__Records from a collection__

________

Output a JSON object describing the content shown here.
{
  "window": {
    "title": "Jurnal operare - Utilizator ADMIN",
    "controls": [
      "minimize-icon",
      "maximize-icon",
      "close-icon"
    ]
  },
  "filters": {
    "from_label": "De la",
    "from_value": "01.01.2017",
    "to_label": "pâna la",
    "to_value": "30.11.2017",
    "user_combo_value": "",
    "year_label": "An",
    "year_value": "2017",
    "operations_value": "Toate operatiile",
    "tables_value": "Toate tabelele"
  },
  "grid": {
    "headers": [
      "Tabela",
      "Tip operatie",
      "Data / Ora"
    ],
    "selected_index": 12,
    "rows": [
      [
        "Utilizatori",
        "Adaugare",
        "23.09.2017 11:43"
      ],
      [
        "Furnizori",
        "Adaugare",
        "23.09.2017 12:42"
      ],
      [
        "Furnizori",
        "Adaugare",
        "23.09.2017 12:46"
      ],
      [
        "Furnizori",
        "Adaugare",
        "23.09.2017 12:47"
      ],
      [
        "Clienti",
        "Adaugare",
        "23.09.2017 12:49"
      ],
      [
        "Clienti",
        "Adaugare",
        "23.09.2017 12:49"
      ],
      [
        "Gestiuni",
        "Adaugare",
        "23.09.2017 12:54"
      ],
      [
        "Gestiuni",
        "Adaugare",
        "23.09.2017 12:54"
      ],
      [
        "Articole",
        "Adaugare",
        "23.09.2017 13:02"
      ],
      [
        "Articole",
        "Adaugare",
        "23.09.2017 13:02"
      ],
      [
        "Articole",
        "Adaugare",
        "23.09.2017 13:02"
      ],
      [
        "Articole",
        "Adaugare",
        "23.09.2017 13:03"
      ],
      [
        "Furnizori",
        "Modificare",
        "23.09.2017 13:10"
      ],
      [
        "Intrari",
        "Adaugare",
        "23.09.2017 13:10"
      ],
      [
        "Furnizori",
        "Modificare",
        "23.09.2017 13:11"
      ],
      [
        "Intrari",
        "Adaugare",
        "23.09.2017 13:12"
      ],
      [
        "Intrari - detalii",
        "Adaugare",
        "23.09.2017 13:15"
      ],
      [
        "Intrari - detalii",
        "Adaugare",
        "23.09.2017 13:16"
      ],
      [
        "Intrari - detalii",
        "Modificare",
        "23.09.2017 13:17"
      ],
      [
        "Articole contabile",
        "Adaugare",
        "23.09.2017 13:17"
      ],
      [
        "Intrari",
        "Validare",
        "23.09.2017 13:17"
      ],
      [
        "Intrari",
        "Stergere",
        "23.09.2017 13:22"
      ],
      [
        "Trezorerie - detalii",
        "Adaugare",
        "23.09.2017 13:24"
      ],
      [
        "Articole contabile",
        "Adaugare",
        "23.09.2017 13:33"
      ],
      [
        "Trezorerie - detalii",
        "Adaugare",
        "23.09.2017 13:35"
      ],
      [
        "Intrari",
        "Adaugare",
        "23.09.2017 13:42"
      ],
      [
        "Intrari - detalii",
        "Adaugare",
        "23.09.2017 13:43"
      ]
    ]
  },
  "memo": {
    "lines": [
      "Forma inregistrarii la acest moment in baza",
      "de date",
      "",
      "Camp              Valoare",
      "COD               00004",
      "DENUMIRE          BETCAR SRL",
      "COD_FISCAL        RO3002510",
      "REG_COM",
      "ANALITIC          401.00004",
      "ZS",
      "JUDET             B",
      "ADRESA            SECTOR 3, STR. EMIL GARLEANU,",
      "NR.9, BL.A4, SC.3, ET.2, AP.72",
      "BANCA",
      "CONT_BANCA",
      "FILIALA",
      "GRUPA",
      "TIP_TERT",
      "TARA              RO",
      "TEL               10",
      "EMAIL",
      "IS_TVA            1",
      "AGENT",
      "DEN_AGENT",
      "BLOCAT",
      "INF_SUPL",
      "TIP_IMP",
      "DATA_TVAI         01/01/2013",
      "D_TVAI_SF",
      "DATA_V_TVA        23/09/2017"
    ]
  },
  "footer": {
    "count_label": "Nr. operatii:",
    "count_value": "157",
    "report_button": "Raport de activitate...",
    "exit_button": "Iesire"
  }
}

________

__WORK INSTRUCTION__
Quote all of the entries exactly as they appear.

__RESPONSE TO THIS EXERCISE__
Output a JSON object describing the content shown here.
{
  "window": {
    "title": "Jurnal operare - Utilizator ADMIN",
    "controls": [
      "minimize-icon",
      "maximize-icon",
      "close-icon"
    ]
  },
  "filters": {
    "from_label": "De la",
    "from_value": "01.01.2017",
    "to_label": "pâna la",
    "to_value": "30.11.2017",
    "user_combo_value": "",
    "year_label": "An",
    "year_value": "2017",
    "operations_value": "Toate operatiile",
    "tables_value": "Toate tabelele"
  },
  "grid": {
    "headers": [
      "Tabela",
      "Tip operatie",
      "Data / Ora"
    ],
    "selected_index": 12,
    "rows": [
      [
        "Utilizatori",
        "Adaugare",
        "23.09.2017 11:43"
      ],
      [
        "Furnizori",
        "Adaugare",
        "23.09.2017 12:42"
      ],
      [
        "Furnizori",
        "Adaugare",
        "23.09.2017 12:46"
      ],
      [
        "Furnizori",
        "Adaugare",
        "23.09.2017 12:47"
      ],
      [
        "Clienti",
        "Adaugare",
        "23.09.2017 12:49"
      ],
      [
        "Clienti",
        "Adaugare",
        "23.09.2017 12:49"
      ],
      [
        "Gestiuni",
        "Adaugare",
        "23.09.2017 12:54"
      ],
      [
        "Gestiuni",
        "Adaugare",
        "23.09.2017 12:54"
      ],
      [
        "Articole",
        "Adaugare",
        "23.09.2017 13:02"
      ],
      [
        "Articole",
        "Adaugare",
        "23.09.2017 13:02"
      ],
      [
        "Articole",
        "Adaugare",
        "23.09.2017 13:02"
      ],
      [
        "Articole",
        "Adaugare",
        "23.09.2017 13:03"
      ],
      [
        "Furnizori",
        "Modificare",
        "23.09.2017 13:10"
      ],
      [
        "Intrari",
        "Adaugare",
        "23.09.2017 13:10"
      ],
      [
        "Furnizori",
        "Modificare",
        "23.09.2017 13:11"
      ],
      [
        "Intrari",
        "Adaugare",
        "23.09.2017 13:12"
      ],
      [
        "Intrari - detalii",
        "Adaugare",
        "23.09.2017 13:15"
      ],
      [
        "Intrari - detalii",
        "Adaugare",
        "23.09.2017 13:16"
      ],
      [
        "Intrari - detalii",
        "Modificare",
        "23.09.2017 13:17"
      ],
      [
        "Articole contabile",
        "Adaugare",
        "23.09.2017 13:17"
      ],
      [
        "Intrari",
        "Validare",
        "23.09.2017 13:17"
      ],
      [
        "Intrari",
        "Stergere",
        "23.09.2017 13:22"
      ],
      [
        "Trezorerie - detalii",
        "Adaugare",
        "23.09.2017 13:24"
      ],
      [
        "Articole contabile",
        "Adaugare",
        "23.09.2017 13:33"
      ],
      [
        "Trezorerie - detalii",
        "Adaugare",
        "23.09.2017 13:35"
      ],
      [
        "Intrari",
        "Adaugare",
        "23.09.2017 13:42"
      ],
      [
        "Intrari - detalii",
        "Adaugare",
        "23.09.2017 13:43"
      ]
    ]
  },
  "memo": {
    "lines": [
      "Forma inregistrarii la acest moment in baza",
      "de date",
      "",
      "Camp              Valoare",
      "COD               00004",
      "DENUMIRE          BETCAR SRL",
      "COD_FISCAL        RO3002510",
      "REG_COM",
      "ANALITIC          401.00004",
      "ZS",
      "JUDET             B",
      "ADRESA            SECTOR 3, STR. EMIL GARLEANU,",
      "NR.9, BL.A4, SC.3, ET.2, AP.72",
      "BANCA",
      "CONT_BANCA",
      "FILIALA",
      "GRUPA",
      "TIP_TERT",
      "TARA              RO",
      "TEL               10",
      "EMAIL",
      "IS_TVA            1",
      "AGENT",
      "DEN_AGENT",
      "BLOCAT",
      "INF_SUPL",
      "TIP_IMP",
      "DATA_TVAI         01/01/2013",
      "D_TVAI_SF",
      "DATA_V_TVA        23/09/2017"
    ]
  },
  "footer": {
    "count_label": "Nr. operatii:",
    "count_value": "157",
    "report_button": "Raport de activitate...",
    "exit_button": "Iesire"
  }
}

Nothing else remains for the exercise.